About glaucoma and why you too should have your eyes checked

Photo credit: Lions SightFirst Eye Hospital

ByEunice Sigei

Eye specialist, Dr Zelalem Wudineh, was attending to one of his patients aged 65, who had been accompanied by his younger brother. This patient had previously been diagnosed with moderate glaucoma, and had come to the clinic for the regular check.

Before they left, Dr Zelalem asked the patient’s brother whether he had ever had his eyes checked. He said he hadn’t, adding that his vision was just fine.

The doctor casually asked to examine him, and he agreed. Interestingly, he was found to have advanced glaucoma – a level worse than what his older brother – the regular patient – had been diagnosed with.

Glaucoma is an eye condition where the optic nerve, which connects the eye to the brain, becomes damaged. It is usually caused by fluid building up in the front part of the eye, increasing pressure.

Glaucoma can lead to loss of vision if it is not diagnosed and treated early. It does not usually cause any symptoms, to begin with. It tends to develop slowly over many years, and affects the edges of your vision (peripheral vision) first.

For this reason, many people do not realise they have it, and it’s often only picked up during a routine eye test. That is why it is referred to as the silent thief of sight.

If you notice any of the following symptoms – blurred vision or seeing rainbow-coloured circles around bright lights – go for a check. Occasionally, glaucoma can develop suddenly and cause intense pain in the eye, nausea, red eyes, headache, and tenderness around the eyes. Both eyes are usually affected, although the condition may be worse in one eye.

Glaucoma cannot be cured completely, but it can be managed through eye drops, laser treatment, and surgery.

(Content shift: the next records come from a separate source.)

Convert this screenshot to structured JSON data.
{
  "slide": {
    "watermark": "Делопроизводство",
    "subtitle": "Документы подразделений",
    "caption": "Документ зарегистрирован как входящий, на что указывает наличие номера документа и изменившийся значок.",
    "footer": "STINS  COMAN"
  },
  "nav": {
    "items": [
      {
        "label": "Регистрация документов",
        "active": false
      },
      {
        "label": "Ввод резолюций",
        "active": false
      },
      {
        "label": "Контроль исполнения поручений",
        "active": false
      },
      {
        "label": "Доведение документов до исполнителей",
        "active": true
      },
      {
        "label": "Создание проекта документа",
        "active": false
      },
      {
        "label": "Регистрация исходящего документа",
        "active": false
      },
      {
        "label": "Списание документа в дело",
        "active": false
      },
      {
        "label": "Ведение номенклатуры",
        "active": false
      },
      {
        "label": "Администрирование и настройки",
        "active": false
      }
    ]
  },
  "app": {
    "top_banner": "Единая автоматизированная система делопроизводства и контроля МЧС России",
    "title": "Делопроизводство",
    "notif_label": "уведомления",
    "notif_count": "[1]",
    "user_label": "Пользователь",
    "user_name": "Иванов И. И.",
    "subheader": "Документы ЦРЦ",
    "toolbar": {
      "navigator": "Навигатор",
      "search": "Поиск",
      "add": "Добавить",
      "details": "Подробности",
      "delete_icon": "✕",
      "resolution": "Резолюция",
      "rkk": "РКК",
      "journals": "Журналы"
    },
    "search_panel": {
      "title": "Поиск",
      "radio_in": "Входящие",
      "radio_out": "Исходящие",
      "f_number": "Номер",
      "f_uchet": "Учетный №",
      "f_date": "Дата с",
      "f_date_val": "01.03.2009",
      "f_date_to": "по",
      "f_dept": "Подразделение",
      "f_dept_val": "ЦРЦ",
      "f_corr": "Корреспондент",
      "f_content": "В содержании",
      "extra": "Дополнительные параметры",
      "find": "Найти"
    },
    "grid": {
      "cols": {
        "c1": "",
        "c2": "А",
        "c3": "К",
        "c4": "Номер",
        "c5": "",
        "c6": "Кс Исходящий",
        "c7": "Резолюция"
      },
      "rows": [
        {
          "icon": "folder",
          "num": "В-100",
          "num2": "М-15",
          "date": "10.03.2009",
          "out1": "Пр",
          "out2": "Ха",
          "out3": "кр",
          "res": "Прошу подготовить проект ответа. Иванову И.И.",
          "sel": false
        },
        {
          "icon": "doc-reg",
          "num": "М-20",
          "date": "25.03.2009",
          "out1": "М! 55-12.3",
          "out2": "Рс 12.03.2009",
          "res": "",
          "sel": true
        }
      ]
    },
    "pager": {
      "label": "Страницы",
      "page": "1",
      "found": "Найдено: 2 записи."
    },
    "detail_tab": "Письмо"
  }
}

At Lions SightFirst Eye Hospital, we urge everyone to have their eyes checked at least twice a year. This will help catch eye ailments early.


The writer is the Marketing In-Charge at Lions SightFirst Eye Hospital